European Clubs’ Association: What has happened to planned reforms?
What was intended to be a crucial meeting on the road to major reform in European football ended in Geneva on Tuesday afternoon with vague statements about further talks and deadlines that had been extended for another 18 months.
It was not what the European Clubs’ Association (ECA) had envisaged when they met in Malta this summer. Then, they hoped, this week they would be finalising changes that could be passed on to Uefa for rubber stamping ahead of their inception in 2024.
The measure of the difficulties ECA chairman Andrea Agnelli and his executive are facing was emphasised in conversations away from their main press conference. The tone differed slightly depending on who was speaking but the overall message was roughly the same. Forget Plan A. Plan B is required but, at this stage, no-one is entirely sure what that should be.
Agnelli tried to manage the situation but the Juventus chairman, normally so relaxed, had no definitive answers.
It was all rather unsatisfactory and a 35-minute closing press conference came to a fittingly terse end when Agnelli was asked if it was true he had asked the domestic leagues for a reduction in the number of teams who play in them.
“No, no,” he said, climbing to his feet, before replying ‘no’ again when asked if he had ever mentioned it.
What is the problem?
Agnelli and the ECA believe an overwhelming majority of their member clubs want major reform of European competition.
The initial proposal was for three competitions, each with group stages containing four groups of eight clubs, guaranteeing 14 games. Additionally, the idea was to have promotion and relegation between the different competitions.
It was never made clear where the additional match dates – eight more than the current system – would come from. However, it was envisaged the changes would generate greater TV income and extend European competition, both in terms of the number of clubs involved and the games they played.
Immediately, some powerful voices declared their opposition. The Premier League clubs released their own collective statement, and individual clubs made their feelings known.
ECA staff have spent the past three months trying to find common ground that would allow the formulation of a plan that could be taken forward. It has become increasingly obvious this is virtually impossible.
“The proposal is in the interests of all and it is a good proposal,” said Agnelli. “Will it be the one that arrives first at the finishing line? It might not be.”
The ‘big leagues’
Although no-one said it publicly, in private, the blame for the current impasse is being attributed to Europe’s big five leagues, from England, Spain, Italy, France and Germany.
The feeling is those leagues are more concerned about protecting their lucrative domestic TV markets from any erosion caused by the expansion of the European game, than they are about the betterment of the continent as a whole.

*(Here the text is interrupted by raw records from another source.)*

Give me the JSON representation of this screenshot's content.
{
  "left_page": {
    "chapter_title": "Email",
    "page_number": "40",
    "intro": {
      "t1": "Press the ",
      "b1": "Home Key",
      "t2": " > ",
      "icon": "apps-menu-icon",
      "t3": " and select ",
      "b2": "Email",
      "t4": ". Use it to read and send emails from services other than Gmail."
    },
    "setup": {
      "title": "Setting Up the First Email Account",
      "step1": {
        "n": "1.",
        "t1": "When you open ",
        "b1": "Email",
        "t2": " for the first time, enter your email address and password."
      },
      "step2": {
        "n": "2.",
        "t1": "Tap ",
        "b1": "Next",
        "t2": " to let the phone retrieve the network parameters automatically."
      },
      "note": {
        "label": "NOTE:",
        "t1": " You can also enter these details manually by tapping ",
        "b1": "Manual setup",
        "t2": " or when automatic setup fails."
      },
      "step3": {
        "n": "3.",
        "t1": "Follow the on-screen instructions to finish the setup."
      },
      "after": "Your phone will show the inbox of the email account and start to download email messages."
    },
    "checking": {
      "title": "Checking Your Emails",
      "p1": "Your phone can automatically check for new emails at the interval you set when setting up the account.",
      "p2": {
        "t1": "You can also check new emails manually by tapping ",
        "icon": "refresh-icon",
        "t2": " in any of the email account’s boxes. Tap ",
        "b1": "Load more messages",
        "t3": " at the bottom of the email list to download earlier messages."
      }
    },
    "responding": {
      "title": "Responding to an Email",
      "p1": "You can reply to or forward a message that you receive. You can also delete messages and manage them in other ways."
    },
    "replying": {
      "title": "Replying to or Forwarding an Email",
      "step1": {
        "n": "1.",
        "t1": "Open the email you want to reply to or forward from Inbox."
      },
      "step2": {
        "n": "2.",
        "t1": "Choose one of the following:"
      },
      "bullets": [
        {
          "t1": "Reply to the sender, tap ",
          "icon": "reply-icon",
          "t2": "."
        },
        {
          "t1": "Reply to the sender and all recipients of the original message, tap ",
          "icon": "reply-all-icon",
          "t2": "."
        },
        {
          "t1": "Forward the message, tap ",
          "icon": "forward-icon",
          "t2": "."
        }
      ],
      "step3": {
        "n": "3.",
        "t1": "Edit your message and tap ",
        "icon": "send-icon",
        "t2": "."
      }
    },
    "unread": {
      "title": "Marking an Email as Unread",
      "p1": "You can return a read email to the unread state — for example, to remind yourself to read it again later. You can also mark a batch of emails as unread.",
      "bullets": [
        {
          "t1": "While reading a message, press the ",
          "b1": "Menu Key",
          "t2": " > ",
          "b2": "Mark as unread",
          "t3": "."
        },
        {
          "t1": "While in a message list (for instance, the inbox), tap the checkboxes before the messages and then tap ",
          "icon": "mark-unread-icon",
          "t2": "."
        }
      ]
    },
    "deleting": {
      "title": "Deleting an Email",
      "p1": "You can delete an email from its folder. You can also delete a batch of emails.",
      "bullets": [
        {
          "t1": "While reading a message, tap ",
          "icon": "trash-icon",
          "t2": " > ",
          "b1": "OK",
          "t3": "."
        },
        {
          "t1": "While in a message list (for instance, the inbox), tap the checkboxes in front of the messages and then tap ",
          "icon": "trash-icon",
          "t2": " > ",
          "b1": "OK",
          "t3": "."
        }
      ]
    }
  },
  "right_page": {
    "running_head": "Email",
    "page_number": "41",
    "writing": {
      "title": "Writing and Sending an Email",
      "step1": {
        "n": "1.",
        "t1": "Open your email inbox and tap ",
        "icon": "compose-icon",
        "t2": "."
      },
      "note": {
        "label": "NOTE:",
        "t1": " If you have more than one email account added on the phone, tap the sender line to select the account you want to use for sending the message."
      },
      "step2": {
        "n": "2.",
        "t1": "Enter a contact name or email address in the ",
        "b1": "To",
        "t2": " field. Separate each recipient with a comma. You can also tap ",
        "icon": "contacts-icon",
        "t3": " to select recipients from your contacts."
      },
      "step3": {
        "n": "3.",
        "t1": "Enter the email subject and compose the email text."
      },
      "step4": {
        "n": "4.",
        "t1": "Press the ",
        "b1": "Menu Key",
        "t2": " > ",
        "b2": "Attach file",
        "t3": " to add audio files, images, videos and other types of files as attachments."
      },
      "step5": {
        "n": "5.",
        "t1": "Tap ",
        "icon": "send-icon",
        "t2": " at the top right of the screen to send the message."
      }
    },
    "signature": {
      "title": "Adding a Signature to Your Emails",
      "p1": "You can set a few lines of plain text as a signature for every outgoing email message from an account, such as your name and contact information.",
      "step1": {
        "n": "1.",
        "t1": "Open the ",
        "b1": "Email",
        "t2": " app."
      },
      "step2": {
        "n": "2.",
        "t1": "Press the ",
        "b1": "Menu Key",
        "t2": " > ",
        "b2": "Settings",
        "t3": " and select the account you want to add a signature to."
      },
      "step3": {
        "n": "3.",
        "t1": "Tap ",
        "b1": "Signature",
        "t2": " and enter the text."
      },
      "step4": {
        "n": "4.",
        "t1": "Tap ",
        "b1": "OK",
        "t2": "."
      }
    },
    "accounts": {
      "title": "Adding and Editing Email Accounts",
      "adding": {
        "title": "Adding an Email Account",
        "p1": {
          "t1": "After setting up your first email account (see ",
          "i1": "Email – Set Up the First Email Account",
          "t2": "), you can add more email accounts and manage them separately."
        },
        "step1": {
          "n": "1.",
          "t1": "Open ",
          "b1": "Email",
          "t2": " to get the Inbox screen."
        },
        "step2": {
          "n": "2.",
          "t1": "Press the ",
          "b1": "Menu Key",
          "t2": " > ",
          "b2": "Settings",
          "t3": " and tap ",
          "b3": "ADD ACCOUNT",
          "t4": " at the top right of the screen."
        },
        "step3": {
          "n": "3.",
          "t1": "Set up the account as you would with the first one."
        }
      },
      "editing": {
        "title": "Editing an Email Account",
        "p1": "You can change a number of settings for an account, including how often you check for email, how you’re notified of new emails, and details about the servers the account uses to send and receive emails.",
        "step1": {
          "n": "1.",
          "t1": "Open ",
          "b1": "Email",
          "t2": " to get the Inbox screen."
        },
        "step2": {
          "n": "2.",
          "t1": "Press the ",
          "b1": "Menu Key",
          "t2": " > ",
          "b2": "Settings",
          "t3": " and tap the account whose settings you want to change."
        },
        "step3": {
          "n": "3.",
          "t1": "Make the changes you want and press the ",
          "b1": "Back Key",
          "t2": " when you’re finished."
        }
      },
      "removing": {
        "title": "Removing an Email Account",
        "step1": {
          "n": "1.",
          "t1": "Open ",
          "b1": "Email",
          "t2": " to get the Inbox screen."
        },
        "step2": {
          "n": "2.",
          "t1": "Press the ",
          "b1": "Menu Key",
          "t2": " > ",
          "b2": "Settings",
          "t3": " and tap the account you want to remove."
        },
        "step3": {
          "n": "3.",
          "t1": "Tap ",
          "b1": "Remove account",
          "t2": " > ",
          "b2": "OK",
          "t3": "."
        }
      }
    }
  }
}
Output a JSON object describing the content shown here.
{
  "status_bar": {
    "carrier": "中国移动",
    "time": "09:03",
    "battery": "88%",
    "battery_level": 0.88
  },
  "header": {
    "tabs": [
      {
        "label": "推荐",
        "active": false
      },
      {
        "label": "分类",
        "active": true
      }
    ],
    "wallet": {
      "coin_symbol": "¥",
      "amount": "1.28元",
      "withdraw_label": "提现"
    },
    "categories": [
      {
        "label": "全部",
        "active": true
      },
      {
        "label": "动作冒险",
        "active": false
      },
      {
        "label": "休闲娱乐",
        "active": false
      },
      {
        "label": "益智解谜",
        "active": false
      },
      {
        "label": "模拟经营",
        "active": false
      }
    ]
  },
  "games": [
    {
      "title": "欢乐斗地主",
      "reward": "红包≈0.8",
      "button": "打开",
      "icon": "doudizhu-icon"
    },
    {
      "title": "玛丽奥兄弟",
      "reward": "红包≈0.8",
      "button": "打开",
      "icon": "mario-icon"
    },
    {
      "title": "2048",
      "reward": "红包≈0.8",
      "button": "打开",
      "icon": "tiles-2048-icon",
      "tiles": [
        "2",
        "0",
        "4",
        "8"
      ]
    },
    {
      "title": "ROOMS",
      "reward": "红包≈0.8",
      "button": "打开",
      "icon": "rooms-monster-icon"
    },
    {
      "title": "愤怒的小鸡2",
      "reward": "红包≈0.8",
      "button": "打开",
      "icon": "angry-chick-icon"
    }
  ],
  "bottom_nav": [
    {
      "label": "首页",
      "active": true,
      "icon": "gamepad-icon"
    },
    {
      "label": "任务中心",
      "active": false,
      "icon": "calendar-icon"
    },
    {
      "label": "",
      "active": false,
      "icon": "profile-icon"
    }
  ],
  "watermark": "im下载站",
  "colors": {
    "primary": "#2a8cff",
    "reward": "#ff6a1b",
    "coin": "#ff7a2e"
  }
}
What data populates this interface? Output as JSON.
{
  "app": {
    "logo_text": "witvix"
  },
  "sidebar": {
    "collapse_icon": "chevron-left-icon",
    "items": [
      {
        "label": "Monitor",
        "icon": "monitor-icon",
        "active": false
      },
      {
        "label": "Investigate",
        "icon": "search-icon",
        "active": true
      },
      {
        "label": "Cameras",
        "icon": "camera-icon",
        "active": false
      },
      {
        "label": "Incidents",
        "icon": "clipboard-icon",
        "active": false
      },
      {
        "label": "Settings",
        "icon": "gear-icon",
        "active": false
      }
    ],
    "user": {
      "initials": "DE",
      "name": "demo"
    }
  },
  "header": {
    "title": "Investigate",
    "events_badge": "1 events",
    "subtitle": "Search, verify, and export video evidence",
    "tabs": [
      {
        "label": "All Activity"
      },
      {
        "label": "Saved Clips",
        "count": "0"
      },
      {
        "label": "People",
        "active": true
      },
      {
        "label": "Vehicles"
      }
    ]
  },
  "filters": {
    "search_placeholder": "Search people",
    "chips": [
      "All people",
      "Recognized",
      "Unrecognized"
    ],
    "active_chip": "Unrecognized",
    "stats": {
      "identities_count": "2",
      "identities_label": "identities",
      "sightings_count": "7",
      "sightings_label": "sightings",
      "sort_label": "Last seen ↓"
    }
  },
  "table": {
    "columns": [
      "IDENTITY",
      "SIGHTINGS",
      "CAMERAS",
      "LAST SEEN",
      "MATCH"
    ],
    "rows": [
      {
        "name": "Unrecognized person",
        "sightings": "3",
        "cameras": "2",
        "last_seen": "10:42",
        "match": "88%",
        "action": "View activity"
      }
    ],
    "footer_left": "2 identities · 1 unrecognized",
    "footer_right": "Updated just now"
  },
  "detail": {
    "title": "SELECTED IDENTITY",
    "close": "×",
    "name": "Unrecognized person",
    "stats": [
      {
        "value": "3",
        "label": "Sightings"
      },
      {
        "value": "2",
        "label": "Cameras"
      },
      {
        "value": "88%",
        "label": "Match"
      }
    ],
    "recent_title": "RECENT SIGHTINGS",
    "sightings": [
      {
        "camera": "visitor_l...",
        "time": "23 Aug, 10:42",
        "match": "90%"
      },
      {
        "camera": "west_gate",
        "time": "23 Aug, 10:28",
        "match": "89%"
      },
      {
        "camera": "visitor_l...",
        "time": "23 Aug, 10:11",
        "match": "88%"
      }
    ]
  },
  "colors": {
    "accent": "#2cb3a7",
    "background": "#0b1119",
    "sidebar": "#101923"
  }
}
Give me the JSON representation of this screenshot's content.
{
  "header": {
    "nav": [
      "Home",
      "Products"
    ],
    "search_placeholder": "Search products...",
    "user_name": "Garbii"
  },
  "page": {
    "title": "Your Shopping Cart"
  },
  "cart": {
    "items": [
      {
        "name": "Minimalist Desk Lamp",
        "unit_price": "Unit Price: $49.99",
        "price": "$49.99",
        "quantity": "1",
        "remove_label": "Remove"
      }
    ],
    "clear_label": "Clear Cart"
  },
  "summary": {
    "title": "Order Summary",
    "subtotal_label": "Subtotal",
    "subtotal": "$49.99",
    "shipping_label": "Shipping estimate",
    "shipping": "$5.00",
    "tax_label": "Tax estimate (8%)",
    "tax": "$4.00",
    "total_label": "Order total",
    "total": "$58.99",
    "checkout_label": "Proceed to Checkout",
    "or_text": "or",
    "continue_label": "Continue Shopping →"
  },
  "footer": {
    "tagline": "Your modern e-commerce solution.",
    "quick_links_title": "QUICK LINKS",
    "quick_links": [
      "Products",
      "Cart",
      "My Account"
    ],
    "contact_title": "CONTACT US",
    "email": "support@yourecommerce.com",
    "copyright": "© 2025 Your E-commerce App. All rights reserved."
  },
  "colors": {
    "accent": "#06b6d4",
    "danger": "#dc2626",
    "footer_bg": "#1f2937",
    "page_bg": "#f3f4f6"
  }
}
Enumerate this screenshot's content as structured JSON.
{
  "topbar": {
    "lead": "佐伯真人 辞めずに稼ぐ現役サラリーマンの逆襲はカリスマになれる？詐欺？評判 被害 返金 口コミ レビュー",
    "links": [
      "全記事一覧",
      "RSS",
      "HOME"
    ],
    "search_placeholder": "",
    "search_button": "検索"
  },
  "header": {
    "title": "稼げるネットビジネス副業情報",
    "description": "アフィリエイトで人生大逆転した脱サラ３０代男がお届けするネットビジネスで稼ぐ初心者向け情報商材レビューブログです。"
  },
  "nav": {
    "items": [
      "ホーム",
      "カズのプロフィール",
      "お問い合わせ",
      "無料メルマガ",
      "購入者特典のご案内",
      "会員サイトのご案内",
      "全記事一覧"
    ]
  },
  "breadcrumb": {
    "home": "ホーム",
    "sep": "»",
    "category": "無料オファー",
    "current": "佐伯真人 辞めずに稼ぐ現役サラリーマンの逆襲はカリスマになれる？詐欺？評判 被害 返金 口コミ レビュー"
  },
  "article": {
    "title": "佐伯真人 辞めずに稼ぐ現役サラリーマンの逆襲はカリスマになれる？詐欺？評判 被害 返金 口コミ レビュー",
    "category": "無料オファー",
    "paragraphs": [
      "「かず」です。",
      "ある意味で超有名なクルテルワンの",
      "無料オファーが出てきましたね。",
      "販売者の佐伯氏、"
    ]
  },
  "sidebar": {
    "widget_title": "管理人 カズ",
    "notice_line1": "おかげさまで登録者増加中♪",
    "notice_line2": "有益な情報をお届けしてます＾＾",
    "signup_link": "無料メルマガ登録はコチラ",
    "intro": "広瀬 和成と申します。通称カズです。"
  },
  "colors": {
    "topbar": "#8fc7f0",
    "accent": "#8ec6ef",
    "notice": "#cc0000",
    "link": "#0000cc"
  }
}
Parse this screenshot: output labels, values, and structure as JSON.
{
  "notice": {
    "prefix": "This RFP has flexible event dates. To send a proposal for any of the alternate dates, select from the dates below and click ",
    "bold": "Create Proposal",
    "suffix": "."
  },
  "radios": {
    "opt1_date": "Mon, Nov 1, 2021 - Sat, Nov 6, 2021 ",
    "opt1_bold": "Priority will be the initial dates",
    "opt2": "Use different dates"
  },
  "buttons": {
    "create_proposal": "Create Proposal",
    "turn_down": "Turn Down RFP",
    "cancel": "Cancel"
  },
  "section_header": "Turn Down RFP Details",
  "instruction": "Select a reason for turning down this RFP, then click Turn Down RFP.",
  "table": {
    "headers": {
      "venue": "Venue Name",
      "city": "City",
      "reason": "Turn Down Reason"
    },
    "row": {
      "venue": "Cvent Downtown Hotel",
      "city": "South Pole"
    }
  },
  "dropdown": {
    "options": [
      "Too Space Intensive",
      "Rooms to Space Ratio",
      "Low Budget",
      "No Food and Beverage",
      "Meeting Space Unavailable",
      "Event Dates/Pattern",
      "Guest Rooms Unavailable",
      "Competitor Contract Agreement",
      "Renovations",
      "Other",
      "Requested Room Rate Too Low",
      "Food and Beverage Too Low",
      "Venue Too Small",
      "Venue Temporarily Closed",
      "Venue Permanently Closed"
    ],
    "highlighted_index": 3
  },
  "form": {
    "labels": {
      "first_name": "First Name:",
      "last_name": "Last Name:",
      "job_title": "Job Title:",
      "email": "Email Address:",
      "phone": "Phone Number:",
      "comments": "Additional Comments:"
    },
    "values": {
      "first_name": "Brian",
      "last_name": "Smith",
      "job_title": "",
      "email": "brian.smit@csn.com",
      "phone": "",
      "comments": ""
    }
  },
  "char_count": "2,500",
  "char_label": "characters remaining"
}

One club executive from a large middle-ranking country told BBC Sport he had no issue with England’s biggest clubs, nor, grudgingly, the Premier League as a whole given its competitiveness and historic global attraction. However, he questioned why Italy’s sixth best club should benefit from huge additional TV revenues, some of which came from his own country, while the finances of his own club were reducing.
“The less attractive we are, the fewer people want to come to our games and the quicker our players want to leave for clubs in other countries,” he said.
“The big leagues are solely interested in themselves. They don’t care about European competition. For us, it is all about European competition. That is where the interest is.”
It is the self-centred interests of those big leagues Edwin van der Sar was talking about when the former Netherlands and Manchester United goalkeeper, now building an impressive reputation as chief executive at Ajax, was talking about when he said of the past three months: “There has been lots of proposals and feedback from different stakeholders – some relevant, some irrelevant and untrue, which is strange.”
Change is coming for 2024 – or is it?
“At the top, some things need tweaking,” said former Crystal Palace midfielder Aki Riihalahti, now chief executive at Finland’s most famous team HJK Helsinki. “At the other end, I have rarely seen such agreement. Change is needed.”
The problem is the initial proposals were announced with such fanfare, an element of wariness has been introduced within the process of knocking them back.
Despite numerous sources saying that initial idea is ‘dead’, at least one delegate in Switzerland has taken a view that he will not believe an idea he felt would have ‘disastrous’ consequences for the domestic league his club plays in has gone away, until an alternative plan has been imposed.
Suggestions that have been floated around the edges of conversations in Geneva this week have included a return for the second group phase of the Champions League, which was abolished after four seasons in 2003.
Such ideas will either be taken on board or discarded, with Agnelli saying the concrete deadline for change is 2022 as that is when Uefa must go into the market for the TV rights cycle that runs from 2024.
The odds now are on a collection of smaller changes, taking place over a longer period time, to revise the European football landscape, although Agnelli did warn clubs not everyone needed to be on board before proposals were put to Uefa.
“We will not get beyond an 80% satisfaction rate,” he said.
“You have to remember, the ECA is there to safeguard the promotion of football across all European countries, not just a few who have been a bit more vocal in recent months.”